MMMM…garlicky, buttery, divine shrimp. Seriously it doesn’t get much better than this. I could have woofed down that entire platter of shrimp in one sitting. If only you could do a scratch and sniff with these blog things. Okay, that may be slightly strange but the smell of shrimp simmering in a garlic butter sauce is out of this world! And lets talk about a quick meal. Other than the time to shell and devein the shrimp, it literally cooks in minutes.
How long you ask to shell and devein a shrimp? Well that task was once again pushed to my lucky husband. I figured he did such a good job chopping a chicken that he might as well gain some practice in the seafood world as well. He is handy isn’t he? The funny thing, seafood is not his thing. He’ll eat it, but I don’t think he would ever order it at a restaurant, meaning he is more of a land animal guy. But I like to keep him well rounded and spice things up a bit.
I’m impressed he actually ate it, after having the conversation on whether or not we needed to devein it and then actually doing that to each little shrimp, I think he still pulled through and thoroughly enjoyed it. Don’t worry, I won’t fill you in on the “vein” and will allow you to enjoy the shrimp without having to know it’s anatomy. Those conversations will stay in our kitchen, lucky for you. But there are some easier ways to de-frost (assuming all shrimp in-land is frozen), revive, peel and devein the little things before you cook and serve them.
Here are our tricks, but I’m not going to lie, we are NOT professionals in the seafood world. Like way amateur, fly by the seat of our pants kind of people. So take it or leave it, this is what seemed to work best for us after much trial and error. We’re open to suggestions.
First to thaw, remove shrimp from bag and place in cool water. You can do this the night before and leave it in a bowl of water in the refrigerator. Next revive them in a bath of salt water. Then, get busy peeling and cutting. If you cut the tail off and pull, usually the shell will follow. Once they are peeled you can begin deveining. The fastest method we found was using a toothpick and inserting that at the start of the vein. Continue to weave the toothpick just under the skin of the shrimp following the vein. Pull up as you remove the vein. Ta Dah! A deveined beauty. Once they are peeled and deveined, rinse and place back in cool water until ready to cook.

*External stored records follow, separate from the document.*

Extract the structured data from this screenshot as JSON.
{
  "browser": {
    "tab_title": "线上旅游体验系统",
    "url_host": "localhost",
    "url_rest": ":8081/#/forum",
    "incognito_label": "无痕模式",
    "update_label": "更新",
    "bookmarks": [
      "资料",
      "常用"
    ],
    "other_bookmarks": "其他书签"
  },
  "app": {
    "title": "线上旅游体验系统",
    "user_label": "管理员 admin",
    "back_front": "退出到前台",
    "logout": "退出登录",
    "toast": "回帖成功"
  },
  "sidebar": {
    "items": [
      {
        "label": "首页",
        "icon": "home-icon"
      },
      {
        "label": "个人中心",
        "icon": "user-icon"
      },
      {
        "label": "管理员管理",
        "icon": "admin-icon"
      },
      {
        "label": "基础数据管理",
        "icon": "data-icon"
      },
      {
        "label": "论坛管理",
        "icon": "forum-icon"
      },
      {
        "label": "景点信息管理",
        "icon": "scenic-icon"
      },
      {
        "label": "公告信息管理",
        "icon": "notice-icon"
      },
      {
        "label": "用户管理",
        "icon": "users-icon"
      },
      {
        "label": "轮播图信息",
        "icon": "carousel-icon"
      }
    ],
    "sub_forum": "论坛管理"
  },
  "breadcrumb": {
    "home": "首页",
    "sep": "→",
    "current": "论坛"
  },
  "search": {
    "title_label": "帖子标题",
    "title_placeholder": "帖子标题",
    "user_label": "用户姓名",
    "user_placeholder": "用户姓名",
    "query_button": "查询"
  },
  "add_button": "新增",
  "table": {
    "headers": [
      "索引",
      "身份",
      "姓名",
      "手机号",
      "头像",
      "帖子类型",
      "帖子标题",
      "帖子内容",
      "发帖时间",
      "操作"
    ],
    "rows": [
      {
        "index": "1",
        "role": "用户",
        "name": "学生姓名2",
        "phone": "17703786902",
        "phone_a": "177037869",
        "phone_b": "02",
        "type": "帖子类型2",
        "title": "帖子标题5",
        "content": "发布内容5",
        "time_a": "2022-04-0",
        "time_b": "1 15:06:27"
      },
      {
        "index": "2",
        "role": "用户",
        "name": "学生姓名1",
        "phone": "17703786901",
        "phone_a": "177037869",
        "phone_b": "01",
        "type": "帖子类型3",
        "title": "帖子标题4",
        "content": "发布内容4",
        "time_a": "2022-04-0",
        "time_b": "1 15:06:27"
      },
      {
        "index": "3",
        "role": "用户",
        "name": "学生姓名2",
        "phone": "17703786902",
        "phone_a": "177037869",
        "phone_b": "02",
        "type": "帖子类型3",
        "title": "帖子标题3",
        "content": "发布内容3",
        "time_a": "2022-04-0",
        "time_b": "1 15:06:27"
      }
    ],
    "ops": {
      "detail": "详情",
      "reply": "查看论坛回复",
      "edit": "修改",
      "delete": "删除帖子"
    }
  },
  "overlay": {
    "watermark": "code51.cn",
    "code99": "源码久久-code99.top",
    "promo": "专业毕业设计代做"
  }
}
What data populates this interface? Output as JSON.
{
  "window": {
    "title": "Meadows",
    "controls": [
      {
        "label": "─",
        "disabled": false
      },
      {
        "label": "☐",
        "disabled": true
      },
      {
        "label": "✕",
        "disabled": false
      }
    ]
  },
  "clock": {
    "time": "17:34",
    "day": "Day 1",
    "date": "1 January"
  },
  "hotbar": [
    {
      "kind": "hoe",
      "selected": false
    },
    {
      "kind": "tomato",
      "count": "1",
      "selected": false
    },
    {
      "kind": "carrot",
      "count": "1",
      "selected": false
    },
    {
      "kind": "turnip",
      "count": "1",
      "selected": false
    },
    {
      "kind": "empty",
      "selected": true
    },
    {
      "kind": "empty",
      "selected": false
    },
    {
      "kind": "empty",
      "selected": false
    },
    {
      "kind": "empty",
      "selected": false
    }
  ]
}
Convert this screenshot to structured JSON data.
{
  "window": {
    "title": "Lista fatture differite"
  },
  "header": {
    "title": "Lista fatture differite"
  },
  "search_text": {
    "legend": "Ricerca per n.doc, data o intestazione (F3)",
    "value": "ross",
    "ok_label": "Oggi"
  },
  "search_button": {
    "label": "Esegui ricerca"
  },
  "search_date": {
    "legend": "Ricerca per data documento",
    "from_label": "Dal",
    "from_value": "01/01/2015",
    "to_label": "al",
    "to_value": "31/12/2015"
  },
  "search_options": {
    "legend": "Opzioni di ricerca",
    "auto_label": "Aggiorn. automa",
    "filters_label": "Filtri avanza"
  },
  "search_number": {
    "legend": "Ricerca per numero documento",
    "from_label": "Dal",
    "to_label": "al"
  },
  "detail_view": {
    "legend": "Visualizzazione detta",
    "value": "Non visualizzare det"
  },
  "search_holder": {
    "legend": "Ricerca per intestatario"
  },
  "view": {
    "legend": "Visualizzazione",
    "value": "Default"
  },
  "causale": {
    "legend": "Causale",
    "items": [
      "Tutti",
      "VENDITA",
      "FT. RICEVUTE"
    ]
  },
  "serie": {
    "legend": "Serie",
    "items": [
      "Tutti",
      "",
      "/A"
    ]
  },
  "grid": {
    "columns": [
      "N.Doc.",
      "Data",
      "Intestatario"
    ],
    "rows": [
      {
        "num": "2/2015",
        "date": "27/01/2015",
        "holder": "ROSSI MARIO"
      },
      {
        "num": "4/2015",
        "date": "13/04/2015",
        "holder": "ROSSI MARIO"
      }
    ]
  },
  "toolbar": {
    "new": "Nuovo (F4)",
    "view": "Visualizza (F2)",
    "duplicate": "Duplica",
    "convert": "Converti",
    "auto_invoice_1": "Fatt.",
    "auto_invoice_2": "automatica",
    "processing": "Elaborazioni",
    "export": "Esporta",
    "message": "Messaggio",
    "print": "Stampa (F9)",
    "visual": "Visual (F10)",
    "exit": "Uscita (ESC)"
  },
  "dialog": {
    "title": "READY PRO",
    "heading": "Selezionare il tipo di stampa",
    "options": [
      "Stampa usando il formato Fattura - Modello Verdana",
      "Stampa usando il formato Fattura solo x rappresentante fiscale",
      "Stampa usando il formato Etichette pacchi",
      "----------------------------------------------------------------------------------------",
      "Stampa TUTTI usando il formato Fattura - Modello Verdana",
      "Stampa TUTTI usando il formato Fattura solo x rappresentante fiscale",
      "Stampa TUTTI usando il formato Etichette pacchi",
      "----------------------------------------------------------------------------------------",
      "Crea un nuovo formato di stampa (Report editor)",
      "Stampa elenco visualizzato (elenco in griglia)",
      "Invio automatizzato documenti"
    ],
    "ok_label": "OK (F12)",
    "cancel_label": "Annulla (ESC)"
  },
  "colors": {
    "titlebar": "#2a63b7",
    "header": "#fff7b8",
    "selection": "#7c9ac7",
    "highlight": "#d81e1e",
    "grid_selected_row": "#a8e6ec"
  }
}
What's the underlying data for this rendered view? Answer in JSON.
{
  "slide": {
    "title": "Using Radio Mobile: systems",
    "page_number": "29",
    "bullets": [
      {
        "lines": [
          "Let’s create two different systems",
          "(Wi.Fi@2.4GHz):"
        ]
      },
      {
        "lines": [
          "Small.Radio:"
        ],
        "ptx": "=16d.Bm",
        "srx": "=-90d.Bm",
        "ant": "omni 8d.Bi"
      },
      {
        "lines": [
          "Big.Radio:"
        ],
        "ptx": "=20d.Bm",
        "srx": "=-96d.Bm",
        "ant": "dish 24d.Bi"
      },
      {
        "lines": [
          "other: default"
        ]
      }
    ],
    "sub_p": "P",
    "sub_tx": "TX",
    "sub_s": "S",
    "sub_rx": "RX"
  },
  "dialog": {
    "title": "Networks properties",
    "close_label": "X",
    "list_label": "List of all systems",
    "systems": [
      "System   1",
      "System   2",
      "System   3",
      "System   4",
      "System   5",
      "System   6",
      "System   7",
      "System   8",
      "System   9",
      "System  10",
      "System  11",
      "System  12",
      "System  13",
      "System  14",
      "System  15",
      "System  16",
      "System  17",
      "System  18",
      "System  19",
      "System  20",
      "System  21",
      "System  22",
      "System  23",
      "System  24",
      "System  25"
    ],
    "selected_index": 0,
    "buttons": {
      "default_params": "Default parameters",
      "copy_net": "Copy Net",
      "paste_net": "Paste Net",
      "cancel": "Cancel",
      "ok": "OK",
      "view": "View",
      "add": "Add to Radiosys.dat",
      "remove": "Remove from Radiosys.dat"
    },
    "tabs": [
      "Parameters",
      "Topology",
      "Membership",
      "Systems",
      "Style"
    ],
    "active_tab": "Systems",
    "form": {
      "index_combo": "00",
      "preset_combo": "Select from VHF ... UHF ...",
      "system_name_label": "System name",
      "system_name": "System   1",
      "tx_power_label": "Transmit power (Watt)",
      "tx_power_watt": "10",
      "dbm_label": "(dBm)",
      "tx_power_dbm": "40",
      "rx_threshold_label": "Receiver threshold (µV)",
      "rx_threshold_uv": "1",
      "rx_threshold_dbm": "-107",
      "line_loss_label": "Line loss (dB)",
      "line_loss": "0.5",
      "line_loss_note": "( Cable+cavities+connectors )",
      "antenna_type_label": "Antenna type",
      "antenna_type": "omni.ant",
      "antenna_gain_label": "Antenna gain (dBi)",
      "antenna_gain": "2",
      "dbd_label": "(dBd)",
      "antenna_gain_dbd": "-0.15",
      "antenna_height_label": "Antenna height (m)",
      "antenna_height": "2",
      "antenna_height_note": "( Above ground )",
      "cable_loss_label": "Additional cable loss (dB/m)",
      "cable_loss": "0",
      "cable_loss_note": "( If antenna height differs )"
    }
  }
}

Phew…did you make it? I know a lot of steps but it is one of those things, the more you do it, the better you get at it and the faster it goes. You could make it into a competition like I wanted to, because clearly I was deveining them much faster than he was. He obviously knew it because he had some excuse like the quality of the devein was much more important the the time it took. Bolonga! (Don’t ever eat that stuff by the way)! He just didn’t want to get beat by his wife. I soon got over it as I added the butter to the warmed skillet and then began adding the spices to the melted butter and smelled the most amazing smell in the food world. Mouth watering delicious and so easy!
This could be a perfect addition to your fourth of July parties! This could be the star of the show!
- 1½ pounds shrimp
- 2-3 Tbsp butter
- 2 garlic cloves, minced
- ¼ tsp cayenne pepper
- ¼-1/2 tsp red pepper flakes
- 1 tsp dried oregano leaves
- 1 tsp dried thyme leaves
- Salt & Pepper, to taste
- Prepare shrimp by thawing, peeling, deveining, and rinsing.
- Add butter to a skillet over medium heat and let melt.
- Once melted add garlic and remaining seasonings. Stir until fragrant.
- Add shrimp (in a single layer) and let saute for about 2 minutes.
- Flip and continue cooking for an additional 2 minutes.
- Remove and serve.